Imagining the future: A bird's eye view
Thom, J.M., Clayton, N.S., & Simons, J.S. (2013). The Psychologist, 26, 418-421.
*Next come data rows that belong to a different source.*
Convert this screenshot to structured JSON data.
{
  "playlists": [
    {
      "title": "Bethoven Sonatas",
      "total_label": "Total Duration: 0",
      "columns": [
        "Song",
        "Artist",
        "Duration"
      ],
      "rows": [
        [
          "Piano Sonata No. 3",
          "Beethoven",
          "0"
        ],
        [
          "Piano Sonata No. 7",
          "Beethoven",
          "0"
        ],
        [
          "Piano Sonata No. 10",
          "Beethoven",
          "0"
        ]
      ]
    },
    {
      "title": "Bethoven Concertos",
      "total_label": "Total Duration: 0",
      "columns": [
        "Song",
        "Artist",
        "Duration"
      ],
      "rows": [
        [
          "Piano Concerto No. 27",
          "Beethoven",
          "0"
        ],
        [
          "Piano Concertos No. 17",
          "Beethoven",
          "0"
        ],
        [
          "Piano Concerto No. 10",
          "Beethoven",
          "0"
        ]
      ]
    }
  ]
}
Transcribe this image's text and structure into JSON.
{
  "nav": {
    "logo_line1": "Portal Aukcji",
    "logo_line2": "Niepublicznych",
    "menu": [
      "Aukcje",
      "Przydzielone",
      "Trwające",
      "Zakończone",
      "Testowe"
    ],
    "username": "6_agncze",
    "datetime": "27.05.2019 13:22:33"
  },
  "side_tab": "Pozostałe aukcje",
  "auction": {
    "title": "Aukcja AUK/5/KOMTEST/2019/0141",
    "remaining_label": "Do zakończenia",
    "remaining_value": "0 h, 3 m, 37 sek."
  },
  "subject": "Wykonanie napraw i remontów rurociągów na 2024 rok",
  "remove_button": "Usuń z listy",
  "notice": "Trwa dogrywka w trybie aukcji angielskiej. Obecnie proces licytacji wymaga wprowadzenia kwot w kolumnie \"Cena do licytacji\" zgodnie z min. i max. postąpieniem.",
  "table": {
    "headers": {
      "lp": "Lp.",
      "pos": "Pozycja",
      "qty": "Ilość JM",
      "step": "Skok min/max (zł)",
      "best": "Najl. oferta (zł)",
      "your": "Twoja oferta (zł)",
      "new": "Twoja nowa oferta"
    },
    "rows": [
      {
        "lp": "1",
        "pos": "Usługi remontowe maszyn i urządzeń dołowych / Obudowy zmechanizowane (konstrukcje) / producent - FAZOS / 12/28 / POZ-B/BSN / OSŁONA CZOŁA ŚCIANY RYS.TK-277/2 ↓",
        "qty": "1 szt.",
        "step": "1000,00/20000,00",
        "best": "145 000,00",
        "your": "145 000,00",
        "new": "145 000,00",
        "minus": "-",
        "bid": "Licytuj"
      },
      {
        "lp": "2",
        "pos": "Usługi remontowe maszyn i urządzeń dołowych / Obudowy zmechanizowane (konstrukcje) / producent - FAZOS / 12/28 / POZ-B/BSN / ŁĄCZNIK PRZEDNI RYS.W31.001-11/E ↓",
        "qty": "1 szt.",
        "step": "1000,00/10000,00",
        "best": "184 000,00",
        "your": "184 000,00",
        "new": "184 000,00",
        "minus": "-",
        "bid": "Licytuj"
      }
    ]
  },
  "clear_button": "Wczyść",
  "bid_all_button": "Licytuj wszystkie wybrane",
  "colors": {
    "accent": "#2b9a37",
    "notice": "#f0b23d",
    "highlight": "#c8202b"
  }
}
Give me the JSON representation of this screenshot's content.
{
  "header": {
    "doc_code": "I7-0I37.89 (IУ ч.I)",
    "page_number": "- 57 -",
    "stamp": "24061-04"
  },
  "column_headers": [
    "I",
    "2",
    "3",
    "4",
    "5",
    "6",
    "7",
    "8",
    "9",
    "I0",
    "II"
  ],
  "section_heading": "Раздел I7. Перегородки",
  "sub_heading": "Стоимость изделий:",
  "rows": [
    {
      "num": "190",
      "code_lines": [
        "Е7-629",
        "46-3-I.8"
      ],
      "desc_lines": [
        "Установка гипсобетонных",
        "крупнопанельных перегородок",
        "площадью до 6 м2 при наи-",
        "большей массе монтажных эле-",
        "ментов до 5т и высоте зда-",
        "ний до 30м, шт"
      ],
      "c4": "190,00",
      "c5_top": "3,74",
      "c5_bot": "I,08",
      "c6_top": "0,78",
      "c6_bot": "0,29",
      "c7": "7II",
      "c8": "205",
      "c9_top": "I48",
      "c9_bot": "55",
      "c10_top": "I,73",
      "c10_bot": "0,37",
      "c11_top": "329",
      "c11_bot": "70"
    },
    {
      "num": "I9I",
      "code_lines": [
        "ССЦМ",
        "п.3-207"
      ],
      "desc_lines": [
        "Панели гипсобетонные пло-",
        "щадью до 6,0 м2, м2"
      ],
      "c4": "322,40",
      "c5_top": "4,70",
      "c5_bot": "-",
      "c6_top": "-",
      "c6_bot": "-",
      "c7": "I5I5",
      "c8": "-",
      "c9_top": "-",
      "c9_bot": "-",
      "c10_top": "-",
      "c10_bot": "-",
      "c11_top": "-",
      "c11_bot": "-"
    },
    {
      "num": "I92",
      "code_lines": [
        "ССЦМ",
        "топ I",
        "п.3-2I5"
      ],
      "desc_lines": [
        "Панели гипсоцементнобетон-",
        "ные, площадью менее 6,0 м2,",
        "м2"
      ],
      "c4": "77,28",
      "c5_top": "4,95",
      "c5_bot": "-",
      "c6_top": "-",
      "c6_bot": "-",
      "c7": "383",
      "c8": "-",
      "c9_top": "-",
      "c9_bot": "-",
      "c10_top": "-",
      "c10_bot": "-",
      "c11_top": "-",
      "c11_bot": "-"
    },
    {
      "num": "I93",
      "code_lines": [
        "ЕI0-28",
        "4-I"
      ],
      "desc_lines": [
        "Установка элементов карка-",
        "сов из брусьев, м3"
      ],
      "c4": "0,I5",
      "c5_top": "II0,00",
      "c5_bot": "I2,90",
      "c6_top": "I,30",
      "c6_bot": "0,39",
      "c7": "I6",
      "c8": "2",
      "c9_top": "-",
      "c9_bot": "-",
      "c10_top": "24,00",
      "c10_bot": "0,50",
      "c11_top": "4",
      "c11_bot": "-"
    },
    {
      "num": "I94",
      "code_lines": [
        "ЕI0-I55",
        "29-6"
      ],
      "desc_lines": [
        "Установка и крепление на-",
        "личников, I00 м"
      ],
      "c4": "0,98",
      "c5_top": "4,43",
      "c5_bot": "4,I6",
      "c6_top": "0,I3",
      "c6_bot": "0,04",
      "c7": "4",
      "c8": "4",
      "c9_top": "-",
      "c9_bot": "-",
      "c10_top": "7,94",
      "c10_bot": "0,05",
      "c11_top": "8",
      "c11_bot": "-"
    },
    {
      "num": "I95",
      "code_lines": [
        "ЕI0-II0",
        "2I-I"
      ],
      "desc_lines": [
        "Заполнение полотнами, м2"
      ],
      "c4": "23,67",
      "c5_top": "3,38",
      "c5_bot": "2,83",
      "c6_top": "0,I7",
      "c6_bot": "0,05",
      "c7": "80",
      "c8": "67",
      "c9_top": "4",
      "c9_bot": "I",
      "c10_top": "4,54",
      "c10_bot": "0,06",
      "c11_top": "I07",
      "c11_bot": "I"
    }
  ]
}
The future is where we will live the rest of our lives, so we devote a lot of the present to planning for it. Psychological research has provided insights into such 'episodic future thinking', which can take several forms: maintaining delayed intentions to perform specific actions in the future, imagining future events as a way to help plan for possible eventualities, and thinking about the future to enable us to make better long-term decisions. Understanding of how future thinking works must be complemented by the question of function: What is future-thinking for? We argue that comparisons of future thinking across species are a vital analytical tool. Animal models such as the Western scrub-jay highlight the evolutionary forces driving intelligence, and challenge our assumptions about the uniqueness of human future-thinking, and how good we are at it.